**** THE DATA ****
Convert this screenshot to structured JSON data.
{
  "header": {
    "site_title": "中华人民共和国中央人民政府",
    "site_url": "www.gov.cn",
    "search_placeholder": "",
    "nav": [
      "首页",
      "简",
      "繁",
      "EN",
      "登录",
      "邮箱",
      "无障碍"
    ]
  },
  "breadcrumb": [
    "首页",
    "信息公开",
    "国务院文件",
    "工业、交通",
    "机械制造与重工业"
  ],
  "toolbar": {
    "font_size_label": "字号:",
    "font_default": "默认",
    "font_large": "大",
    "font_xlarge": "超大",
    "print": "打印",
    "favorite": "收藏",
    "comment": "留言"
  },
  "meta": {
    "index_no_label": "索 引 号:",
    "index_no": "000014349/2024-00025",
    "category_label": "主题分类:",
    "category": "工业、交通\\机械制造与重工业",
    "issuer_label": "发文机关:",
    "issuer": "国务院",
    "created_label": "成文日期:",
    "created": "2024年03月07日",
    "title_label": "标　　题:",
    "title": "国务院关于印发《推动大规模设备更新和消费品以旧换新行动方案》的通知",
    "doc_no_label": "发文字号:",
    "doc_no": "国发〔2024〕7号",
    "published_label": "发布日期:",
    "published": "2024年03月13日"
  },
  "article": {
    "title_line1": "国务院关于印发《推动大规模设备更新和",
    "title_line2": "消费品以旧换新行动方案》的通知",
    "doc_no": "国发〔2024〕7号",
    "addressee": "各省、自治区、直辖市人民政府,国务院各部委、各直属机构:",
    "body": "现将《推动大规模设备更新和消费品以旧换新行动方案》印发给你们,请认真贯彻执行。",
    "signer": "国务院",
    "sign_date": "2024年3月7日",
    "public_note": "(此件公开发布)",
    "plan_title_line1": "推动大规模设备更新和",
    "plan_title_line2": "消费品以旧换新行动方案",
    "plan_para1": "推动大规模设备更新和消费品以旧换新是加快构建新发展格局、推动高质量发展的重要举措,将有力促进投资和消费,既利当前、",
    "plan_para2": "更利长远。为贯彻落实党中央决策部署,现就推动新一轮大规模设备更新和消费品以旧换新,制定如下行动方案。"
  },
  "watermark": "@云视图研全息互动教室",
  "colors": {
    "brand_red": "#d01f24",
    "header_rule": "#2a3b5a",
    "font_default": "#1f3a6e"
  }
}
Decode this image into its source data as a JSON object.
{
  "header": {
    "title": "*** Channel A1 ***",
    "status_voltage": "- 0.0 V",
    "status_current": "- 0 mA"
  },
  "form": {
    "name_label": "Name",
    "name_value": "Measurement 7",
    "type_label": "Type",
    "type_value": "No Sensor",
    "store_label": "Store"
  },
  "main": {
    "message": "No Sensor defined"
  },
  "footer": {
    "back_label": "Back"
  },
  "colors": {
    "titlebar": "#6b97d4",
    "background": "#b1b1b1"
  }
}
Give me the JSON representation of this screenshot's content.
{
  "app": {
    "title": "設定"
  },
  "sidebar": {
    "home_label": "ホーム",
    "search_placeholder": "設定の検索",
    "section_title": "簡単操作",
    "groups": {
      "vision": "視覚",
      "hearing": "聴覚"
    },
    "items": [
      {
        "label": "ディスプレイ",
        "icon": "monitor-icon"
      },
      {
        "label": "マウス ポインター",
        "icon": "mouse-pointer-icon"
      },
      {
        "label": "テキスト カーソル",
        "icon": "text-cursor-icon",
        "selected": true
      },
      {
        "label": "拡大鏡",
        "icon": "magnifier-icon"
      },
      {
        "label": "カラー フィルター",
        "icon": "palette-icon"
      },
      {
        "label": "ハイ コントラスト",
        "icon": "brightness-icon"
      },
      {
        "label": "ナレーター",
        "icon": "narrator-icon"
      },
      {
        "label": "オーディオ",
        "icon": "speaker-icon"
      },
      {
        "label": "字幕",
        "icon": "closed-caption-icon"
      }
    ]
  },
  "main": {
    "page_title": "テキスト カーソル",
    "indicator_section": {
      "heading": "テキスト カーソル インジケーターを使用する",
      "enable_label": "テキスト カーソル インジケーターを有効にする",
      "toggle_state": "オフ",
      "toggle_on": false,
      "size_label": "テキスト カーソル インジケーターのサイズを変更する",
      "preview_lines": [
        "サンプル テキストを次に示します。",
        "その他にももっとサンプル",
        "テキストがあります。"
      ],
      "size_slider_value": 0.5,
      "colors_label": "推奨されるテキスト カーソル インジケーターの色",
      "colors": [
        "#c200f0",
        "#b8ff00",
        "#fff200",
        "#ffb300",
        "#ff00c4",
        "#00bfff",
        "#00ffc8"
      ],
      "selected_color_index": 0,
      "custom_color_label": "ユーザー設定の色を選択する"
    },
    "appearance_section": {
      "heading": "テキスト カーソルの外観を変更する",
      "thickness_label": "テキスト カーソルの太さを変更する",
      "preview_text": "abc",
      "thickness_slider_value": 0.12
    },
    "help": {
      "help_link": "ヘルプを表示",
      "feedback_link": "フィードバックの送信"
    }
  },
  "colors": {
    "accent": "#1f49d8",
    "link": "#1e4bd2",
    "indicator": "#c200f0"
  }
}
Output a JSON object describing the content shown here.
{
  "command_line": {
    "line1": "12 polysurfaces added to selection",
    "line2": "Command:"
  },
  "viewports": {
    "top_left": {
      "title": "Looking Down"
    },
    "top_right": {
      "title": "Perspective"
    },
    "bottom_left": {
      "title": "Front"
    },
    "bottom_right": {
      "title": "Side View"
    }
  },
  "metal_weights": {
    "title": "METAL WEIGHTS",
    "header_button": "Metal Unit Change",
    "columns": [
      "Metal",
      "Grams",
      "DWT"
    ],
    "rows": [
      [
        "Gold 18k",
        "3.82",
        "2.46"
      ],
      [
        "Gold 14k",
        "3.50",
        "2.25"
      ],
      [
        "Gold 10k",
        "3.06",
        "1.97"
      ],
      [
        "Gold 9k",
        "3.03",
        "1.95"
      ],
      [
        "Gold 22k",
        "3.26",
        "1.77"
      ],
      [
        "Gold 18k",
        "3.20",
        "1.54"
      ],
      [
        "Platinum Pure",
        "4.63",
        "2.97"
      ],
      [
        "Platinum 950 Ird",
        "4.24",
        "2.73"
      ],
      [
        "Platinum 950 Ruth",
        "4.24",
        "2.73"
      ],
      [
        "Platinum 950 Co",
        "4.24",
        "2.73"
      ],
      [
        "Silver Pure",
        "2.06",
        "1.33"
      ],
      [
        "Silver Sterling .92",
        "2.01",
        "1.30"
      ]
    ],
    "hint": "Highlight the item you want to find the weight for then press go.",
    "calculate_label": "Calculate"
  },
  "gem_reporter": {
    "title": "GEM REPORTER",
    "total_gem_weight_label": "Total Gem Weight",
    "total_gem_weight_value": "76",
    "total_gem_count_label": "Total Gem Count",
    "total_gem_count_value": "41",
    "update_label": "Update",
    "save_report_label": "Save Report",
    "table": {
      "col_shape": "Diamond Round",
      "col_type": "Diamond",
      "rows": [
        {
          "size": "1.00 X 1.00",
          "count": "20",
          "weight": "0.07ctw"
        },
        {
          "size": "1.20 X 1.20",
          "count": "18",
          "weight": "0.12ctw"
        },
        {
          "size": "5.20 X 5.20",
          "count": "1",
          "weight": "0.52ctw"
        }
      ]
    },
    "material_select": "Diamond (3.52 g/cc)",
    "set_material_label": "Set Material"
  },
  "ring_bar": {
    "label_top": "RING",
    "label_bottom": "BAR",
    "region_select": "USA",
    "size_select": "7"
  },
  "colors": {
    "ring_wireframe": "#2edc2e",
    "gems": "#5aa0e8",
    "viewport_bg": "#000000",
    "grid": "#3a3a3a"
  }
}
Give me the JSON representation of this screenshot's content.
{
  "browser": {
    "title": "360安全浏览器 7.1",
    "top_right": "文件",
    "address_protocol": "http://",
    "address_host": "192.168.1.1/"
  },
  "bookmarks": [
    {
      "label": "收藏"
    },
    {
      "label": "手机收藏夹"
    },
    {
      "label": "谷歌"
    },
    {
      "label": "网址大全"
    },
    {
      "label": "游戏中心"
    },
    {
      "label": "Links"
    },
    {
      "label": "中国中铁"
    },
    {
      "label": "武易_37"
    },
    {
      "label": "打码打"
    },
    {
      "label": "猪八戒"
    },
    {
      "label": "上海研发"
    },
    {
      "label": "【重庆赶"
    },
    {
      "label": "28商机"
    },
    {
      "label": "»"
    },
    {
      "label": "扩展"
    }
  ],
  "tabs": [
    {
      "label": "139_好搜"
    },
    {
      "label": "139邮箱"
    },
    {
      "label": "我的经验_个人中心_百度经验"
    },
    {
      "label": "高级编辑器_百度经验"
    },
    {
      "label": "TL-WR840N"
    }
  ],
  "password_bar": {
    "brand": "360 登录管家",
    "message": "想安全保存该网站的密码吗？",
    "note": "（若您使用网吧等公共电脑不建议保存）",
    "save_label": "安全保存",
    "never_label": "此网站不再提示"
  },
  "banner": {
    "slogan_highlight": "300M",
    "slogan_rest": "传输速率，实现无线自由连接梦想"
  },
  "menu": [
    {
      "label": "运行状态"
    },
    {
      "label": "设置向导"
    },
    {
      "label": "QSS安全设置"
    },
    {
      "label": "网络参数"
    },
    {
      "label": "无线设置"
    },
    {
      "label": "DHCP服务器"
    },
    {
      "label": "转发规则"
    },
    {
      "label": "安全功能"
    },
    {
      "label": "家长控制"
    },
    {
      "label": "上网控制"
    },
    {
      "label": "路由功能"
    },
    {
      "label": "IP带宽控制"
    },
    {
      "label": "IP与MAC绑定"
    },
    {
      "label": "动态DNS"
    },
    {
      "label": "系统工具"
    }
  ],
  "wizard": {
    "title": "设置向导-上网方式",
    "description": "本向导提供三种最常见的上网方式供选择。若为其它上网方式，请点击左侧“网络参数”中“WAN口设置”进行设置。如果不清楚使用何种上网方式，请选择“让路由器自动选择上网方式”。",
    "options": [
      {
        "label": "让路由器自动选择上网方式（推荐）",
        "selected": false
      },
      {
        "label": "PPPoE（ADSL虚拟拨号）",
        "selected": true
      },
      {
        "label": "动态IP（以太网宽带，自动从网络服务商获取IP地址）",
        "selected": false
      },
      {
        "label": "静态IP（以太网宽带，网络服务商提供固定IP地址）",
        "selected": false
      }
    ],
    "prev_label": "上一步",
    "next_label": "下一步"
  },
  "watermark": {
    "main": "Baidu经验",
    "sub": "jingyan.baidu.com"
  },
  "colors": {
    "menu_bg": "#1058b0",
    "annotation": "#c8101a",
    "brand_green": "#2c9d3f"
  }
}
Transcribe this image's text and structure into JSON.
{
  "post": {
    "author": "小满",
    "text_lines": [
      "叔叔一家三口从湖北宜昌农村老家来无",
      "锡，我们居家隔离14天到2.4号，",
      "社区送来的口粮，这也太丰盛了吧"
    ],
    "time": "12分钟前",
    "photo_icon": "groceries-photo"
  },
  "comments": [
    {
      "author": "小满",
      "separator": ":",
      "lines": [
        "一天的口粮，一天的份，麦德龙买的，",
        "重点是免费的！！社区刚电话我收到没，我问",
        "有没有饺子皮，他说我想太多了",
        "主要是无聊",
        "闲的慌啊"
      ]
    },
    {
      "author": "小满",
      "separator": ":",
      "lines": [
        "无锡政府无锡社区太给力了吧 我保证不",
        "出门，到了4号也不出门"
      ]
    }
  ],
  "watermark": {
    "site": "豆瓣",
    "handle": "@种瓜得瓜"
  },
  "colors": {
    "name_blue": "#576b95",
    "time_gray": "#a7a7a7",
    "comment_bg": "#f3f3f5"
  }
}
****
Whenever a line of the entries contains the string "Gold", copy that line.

SOLUTION TO THE PROBLEM:
        "Gold 18k",
        "Gold 14k",
        "Gold 10k",
        "Gold 9k",
        "Gold 22k",
        "Gold 18k",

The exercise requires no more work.